- WORK ITEM -
When you reproduce the entries below, keep each one exact and drop any pictures.

Items from a dataset

#####

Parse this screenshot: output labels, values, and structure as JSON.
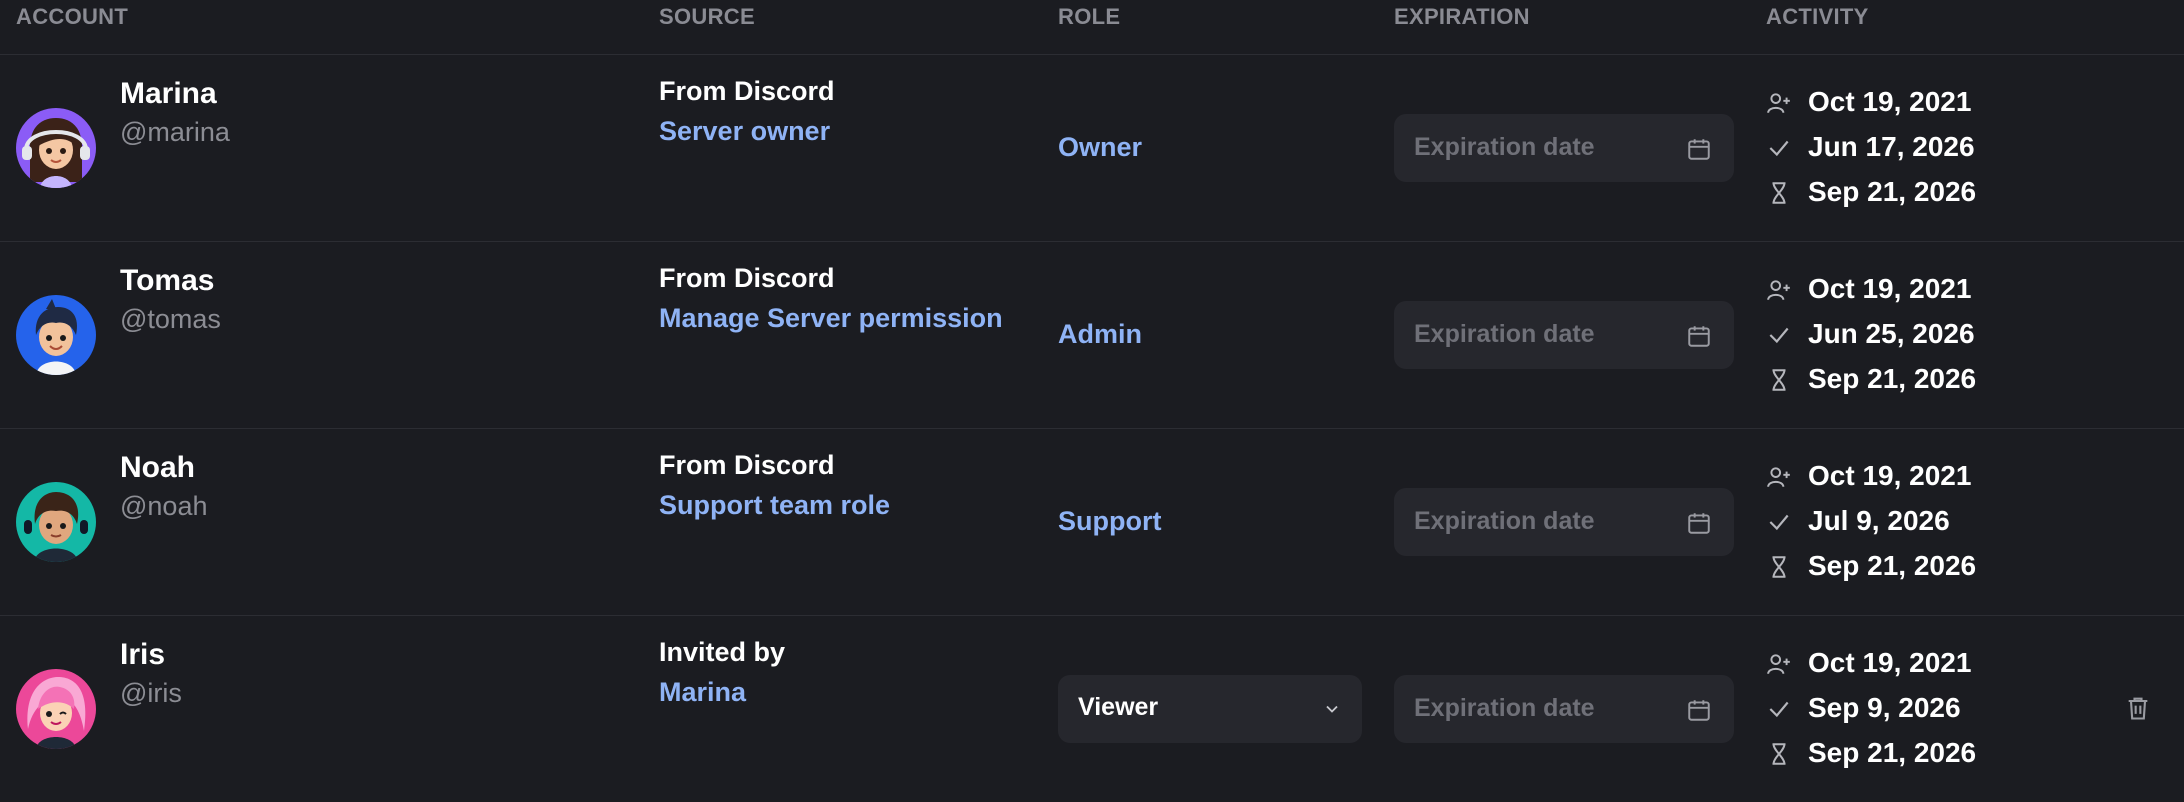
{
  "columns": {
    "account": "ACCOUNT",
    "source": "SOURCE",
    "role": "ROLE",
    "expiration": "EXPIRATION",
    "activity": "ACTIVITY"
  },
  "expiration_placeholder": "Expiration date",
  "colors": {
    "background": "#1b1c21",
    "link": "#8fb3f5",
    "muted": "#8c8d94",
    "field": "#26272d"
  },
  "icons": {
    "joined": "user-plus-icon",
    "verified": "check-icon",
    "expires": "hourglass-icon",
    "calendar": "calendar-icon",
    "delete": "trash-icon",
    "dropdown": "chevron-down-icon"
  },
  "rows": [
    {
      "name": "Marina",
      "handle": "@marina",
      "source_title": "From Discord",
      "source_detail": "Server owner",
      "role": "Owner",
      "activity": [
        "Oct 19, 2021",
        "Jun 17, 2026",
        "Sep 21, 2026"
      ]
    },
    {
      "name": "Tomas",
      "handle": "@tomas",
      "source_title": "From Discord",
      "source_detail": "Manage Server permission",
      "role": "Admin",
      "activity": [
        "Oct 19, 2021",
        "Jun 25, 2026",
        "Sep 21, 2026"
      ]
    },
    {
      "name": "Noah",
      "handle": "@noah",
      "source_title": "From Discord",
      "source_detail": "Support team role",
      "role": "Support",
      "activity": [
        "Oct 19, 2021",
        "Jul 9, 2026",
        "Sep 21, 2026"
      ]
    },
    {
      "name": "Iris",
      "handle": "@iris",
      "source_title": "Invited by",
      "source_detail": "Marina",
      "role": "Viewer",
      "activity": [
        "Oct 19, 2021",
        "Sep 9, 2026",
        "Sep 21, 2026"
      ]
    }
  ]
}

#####

- FINAL ANSWER -
Parse this screenshot: output labels, values, and structure as JSON.
{
  "columns": {
    "account": "ACCOUNT",
    "source": "SOURCE",
    "role": "ROLE",
    "expiration": "EXPIRATION",
    "activity": "ACTIVITY"
  },
  "expiration_placeholder": "Expiration date",
  "colors": {
    "background": "#1b1c21",
    "link": "#8fb3f5",
    "muted": "#8c8d94",
    "field": "#26272d"
  },
  "icons": {
    "joined": "user-plus-icon",
    "verified": "check-icon",
    "expires": "hourglass-icon",
    "calendar": "calendar-icon",
    "delete": "trash-icon",
    "dropdown": "chevron-down-icon"
  },
  "rows": [
    {
      "name": "Marina",
      "handle": "@marina",
      "source_title": "From Discord",
      "source_detail": "Server owner",
      "role": "Owner",
      "activity": [
        "Oct 19, 2021",
        "Jun 17, 2026",
        "Sep 21, 2026"
      ]
    },
    {
      "name": "Tomas",
      "handle": "@tomas",
      "source_title": "From Discord",
      "source_detail": "Manage Server permission",
      "role": "Admin",
      "activity": [
        "Oct 19, 2021",
        "Jun 25, 2026",
        "Sep 21, 2026"
      ]
    },
    {
      "name": "Noah",
      "handle": "@noah",
      "source_title": "From Discord",
      "source_detail": "Support team role",
      "role": "Support",
      "activity": [
        "Oct 19, 2021",
        "Jul 9, 2026",
        "Sep 21, 2026"
      ]
    },
    {
      "name": "Iris",
      "handle": "@iris",
      "source_title": "Invited by",
      "source_detail": "Marina",
      "role": "Viewer",
      "activity": [
        "Oct 19, 2021",
        "Sep 9, 2026",
        "Sep 21, 2026"
      ]
    }
  ]
}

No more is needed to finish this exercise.